As per reports, the nanocomposite when put in an organic solvent turns into an ink that appears to be of a pale yellow colour under visible light and a vivid blue-green colour when brought under ultraviolet light of certain wavelength.
Two of the researchers, Niranjan Karak and Rajarshi Bayan, have published the findings in an open-access global scientific journal named ‘ACS Omega’.
The composite was created by incorporating nanoparticles of a photoluminescent material known as graphic carbon nitride into a special Hyperbranched Polyruethane (HPU), say reports.
The special polyurethane polymer was obtained by modifying the architecture of a polymer using pre-polarisation technique.
The polymer, whose architecture was modified, had been derived from bio-waste of vegetable oils and petrochemicals.
The strong resultant composite when dipped in organic solvents produced the special ink which was also found to be water-resistant and stable under ambient conditions for several months.
These amazing findings led the researchers to assume that the ink has a great potentiality of being used as an anti-counterfeiting material.
Moreover, in order to find out the true potentiality of the special ink, the researchers even used it to write in paper and plastic.
The researchers found that the writing was not visible in daylight but glowed with a cyan hue when kept under UV light.

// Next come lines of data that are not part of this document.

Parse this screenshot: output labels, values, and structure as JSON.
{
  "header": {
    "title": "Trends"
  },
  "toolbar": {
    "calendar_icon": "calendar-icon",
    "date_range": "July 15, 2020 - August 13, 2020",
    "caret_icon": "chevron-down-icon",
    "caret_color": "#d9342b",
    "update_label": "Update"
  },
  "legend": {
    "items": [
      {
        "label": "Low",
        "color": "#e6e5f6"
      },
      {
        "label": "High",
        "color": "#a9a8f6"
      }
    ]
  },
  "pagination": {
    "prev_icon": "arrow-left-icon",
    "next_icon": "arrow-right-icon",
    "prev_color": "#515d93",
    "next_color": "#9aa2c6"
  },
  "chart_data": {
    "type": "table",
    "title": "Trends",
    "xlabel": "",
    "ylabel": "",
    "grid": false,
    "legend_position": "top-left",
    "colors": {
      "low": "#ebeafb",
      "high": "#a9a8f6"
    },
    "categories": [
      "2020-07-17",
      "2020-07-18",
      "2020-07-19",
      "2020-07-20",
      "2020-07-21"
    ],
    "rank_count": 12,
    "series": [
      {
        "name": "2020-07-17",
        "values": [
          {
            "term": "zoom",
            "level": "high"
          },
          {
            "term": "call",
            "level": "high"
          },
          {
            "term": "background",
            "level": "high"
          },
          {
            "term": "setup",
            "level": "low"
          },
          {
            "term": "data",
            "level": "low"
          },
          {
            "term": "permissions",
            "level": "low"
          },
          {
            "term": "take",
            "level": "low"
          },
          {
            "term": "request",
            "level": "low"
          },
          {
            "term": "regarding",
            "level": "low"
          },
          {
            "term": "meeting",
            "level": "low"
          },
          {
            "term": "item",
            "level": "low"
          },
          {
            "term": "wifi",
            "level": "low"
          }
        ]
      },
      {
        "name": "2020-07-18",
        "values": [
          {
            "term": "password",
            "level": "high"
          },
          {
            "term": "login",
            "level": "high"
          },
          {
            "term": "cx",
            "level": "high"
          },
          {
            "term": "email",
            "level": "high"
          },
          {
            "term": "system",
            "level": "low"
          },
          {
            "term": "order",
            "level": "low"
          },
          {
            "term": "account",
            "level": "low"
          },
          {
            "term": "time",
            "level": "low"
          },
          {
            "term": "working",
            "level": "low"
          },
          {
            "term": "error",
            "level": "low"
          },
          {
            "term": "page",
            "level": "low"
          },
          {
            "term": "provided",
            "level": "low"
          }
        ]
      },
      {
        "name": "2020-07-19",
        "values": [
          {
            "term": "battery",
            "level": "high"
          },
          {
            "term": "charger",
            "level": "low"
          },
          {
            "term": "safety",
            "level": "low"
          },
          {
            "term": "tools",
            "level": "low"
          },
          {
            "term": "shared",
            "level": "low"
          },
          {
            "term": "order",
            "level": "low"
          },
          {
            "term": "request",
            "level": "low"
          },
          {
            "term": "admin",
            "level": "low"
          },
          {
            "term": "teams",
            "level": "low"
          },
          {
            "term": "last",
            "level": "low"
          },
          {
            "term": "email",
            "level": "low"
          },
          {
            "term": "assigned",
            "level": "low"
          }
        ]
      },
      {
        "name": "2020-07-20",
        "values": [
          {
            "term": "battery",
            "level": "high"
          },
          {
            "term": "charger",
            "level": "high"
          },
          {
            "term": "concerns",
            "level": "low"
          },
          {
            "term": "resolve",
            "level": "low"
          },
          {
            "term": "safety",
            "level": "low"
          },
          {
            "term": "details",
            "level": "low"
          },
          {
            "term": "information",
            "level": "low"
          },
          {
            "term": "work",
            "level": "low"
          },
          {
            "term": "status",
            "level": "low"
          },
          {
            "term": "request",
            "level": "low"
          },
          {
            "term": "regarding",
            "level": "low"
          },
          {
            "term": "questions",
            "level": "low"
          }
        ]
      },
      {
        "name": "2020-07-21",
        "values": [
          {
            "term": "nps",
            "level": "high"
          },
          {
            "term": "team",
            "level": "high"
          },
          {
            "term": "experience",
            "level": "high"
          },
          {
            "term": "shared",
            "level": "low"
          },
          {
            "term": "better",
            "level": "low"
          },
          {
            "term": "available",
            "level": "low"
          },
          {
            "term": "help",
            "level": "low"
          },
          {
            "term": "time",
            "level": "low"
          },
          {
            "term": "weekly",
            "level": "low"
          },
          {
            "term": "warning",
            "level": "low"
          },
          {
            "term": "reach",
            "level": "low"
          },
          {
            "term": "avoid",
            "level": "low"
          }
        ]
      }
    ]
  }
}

These amazing findings proved that the special ink can be used as an anti-counterfeiting material.